Requirement.
Copy out, from the data, each line containing the string "JSON".

App and web page records:
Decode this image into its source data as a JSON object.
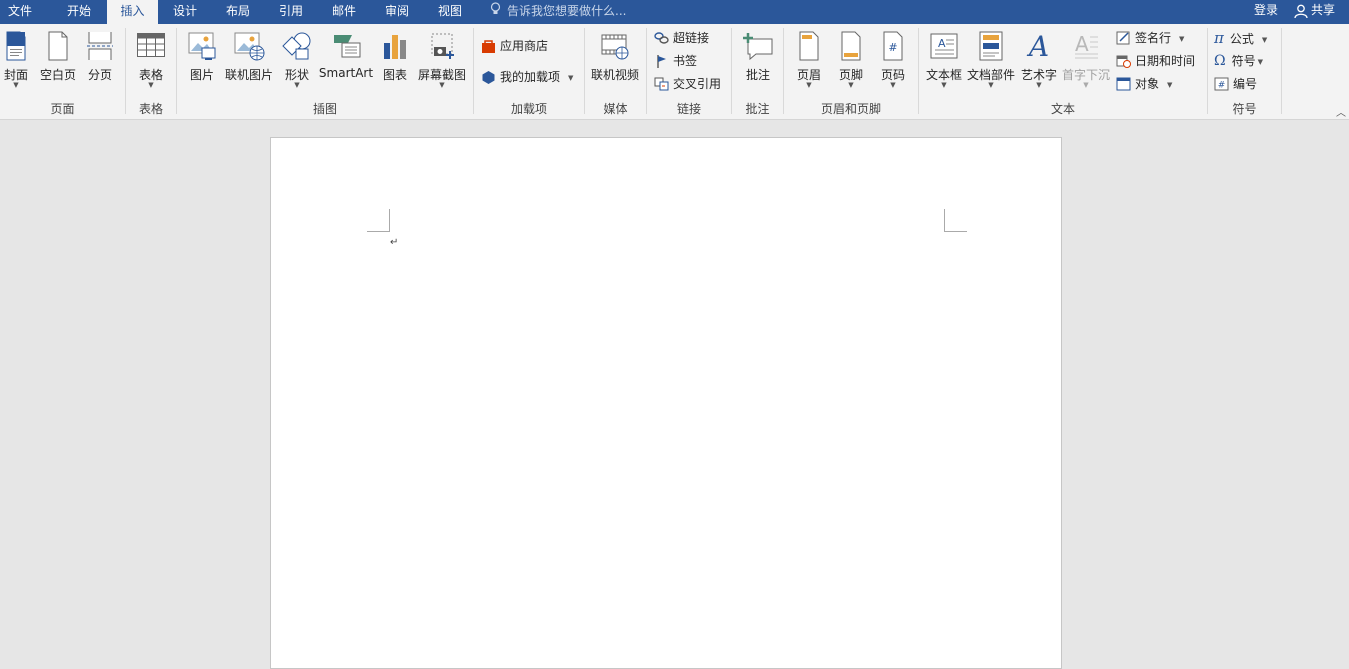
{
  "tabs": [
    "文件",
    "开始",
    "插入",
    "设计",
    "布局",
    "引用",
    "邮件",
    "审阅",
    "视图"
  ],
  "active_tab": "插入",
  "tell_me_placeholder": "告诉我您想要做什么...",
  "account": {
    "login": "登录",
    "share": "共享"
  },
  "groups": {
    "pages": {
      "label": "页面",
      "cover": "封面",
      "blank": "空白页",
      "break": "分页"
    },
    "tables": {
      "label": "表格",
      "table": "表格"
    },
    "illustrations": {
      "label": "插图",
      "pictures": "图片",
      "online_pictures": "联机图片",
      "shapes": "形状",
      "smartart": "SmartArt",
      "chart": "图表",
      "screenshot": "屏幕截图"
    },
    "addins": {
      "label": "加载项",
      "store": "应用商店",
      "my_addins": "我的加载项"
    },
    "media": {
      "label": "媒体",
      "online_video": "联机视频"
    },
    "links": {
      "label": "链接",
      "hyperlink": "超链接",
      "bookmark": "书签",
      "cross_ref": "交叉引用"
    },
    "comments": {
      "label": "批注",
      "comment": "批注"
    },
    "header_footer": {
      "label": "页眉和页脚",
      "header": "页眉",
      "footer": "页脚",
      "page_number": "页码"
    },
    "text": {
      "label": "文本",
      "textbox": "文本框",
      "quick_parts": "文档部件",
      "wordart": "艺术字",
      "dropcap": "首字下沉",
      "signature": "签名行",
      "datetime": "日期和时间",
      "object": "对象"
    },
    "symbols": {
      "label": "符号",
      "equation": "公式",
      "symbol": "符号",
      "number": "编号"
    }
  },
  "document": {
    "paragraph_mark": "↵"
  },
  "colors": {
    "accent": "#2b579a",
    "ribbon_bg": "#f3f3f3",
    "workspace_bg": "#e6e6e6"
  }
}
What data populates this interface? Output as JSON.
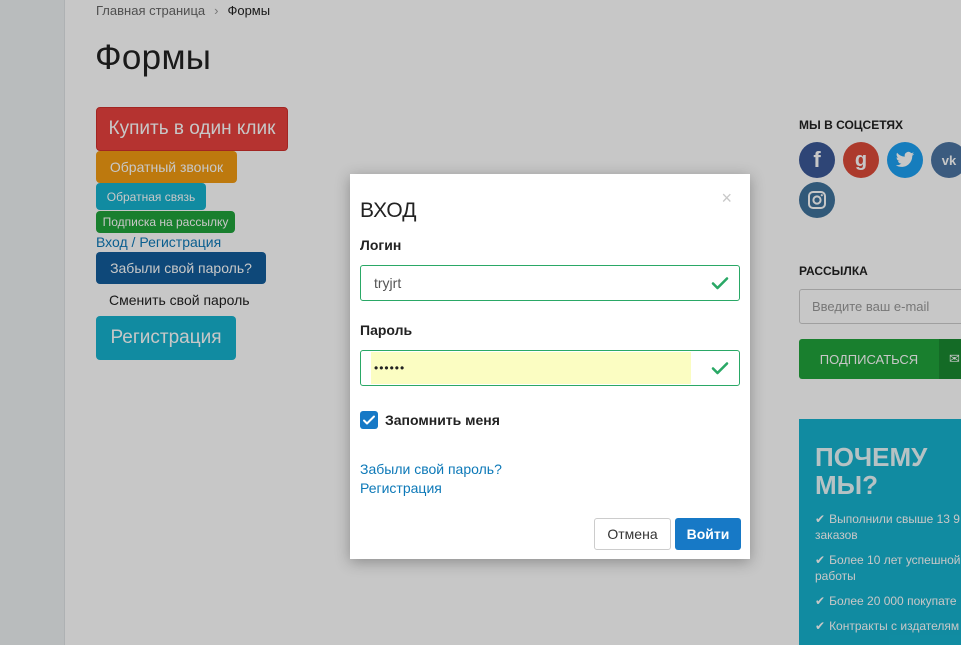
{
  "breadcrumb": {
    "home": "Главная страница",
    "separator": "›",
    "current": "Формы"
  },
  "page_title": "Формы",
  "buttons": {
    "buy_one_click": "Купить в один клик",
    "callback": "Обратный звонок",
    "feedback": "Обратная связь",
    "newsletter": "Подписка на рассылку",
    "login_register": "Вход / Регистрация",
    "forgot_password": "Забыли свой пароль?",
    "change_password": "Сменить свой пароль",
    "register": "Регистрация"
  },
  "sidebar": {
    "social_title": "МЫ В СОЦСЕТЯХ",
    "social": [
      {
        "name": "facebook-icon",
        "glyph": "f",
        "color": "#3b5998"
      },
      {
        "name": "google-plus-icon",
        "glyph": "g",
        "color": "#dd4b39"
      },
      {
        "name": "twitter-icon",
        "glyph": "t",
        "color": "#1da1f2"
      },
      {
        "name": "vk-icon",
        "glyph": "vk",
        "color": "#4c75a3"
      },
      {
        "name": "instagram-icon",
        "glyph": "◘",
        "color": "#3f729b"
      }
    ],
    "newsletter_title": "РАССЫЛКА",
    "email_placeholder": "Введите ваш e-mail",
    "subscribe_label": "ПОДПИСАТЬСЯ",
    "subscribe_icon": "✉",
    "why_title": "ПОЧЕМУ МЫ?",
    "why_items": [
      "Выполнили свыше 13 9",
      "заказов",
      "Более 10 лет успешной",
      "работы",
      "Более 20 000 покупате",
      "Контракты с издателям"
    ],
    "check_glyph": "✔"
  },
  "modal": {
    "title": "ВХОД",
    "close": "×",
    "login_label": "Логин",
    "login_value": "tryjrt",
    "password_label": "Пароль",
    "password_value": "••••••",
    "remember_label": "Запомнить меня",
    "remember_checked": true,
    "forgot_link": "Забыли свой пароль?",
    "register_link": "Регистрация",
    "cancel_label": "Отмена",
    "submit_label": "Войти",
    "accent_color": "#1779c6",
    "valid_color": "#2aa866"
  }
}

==

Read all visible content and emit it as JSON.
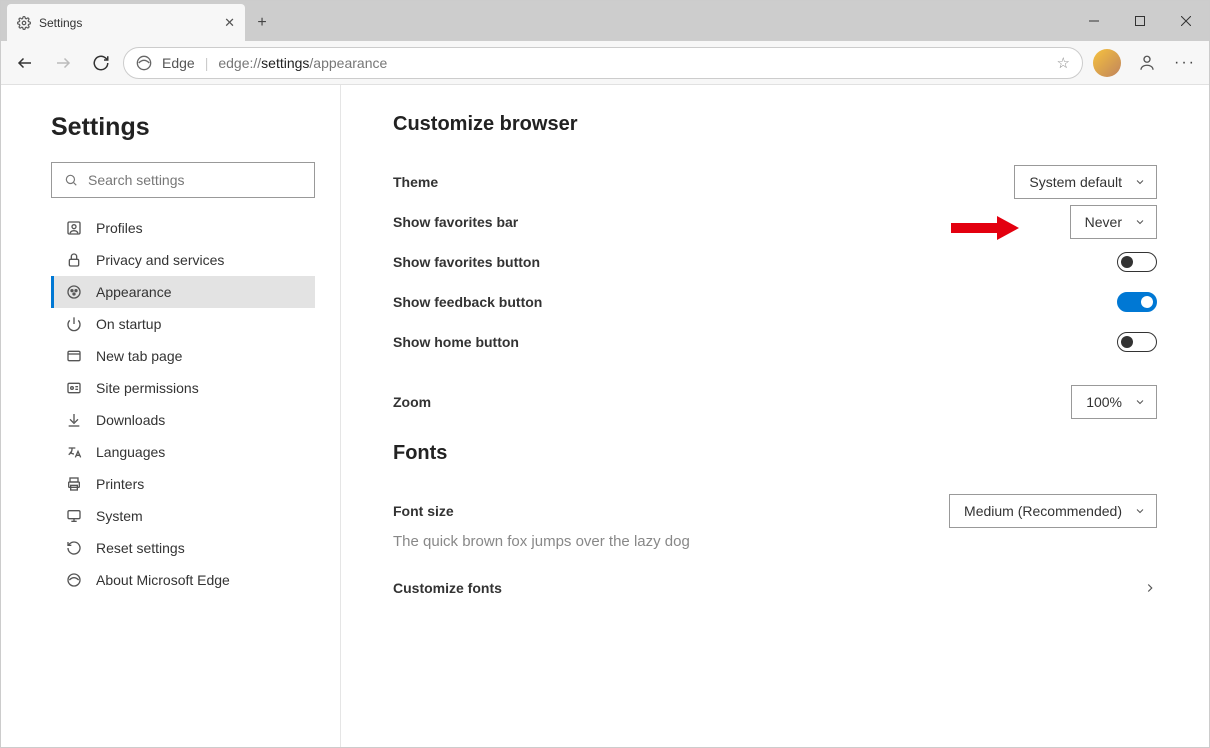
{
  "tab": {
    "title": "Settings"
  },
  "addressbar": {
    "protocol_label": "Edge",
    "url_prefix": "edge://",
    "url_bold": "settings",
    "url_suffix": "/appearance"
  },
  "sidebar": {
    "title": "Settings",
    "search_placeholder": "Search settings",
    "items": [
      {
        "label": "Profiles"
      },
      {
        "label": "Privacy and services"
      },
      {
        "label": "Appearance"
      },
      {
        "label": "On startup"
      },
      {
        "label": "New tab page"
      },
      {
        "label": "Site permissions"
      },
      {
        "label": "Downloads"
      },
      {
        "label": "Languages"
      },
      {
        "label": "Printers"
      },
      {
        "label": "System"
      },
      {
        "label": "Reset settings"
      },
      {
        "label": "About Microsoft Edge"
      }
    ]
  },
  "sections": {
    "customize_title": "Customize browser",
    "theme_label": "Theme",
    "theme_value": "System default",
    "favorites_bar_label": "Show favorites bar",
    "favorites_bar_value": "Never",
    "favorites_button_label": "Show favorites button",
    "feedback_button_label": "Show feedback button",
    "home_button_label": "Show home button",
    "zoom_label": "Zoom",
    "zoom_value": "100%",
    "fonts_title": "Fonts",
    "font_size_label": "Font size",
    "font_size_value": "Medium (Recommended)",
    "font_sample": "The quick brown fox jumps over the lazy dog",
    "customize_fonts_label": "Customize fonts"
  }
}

Result for this task.
Decode this image into its source data as a JSON object.
What data populates this interface? Output as JSON.
Read all visible content and emit it as JSON.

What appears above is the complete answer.